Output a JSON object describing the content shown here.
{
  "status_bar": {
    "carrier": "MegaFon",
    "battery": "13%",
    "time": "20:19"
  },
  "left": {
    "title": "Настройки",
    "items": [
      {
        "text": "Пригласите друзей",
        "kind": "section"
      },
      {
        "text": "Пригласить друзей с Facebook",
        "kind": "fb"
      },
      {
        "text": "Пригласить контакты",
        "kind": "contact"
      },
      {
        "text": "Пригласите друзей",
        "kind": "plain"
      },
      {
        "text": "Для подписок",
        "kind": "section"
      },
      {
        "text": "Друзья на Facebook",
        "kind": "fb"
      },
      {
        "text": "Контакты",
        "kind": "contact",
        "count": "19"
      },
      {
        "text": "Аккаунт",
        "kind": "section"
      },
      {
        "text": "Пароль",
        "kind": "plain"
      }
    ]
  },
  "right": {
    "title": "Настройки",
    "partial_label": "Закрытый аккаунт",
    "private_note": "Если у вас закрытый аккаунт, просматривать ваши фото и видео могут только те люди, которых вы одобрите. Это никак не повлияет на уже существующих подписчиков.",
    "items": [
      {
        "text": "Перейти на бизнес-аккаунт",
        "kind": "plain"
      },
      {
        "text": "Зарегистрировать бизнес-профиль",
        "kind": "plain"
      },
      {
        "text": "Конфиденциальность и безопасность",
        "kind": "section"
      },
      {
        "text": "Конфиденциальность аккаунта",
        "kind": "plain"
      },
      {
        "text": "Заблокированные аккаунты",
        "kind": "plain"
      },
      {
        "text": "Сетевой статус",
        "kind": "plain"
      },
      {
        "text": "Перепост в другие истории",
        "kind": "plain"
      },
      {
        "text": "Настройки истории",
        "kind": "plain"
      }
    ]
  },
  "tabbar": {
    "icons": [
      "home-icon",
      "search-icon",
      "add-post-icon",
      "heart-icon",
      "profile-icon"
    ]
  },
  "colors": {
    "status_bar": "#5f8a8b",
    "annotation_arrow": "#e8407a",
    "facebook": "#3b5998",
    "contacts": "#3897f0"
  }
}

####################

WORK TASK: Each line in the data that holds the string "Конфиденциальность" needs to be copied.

ANSWER FOR THE TASK:
        "text": "Конфиденциальность и безопасность",
        "text": "Конфиденциальность аккаунта",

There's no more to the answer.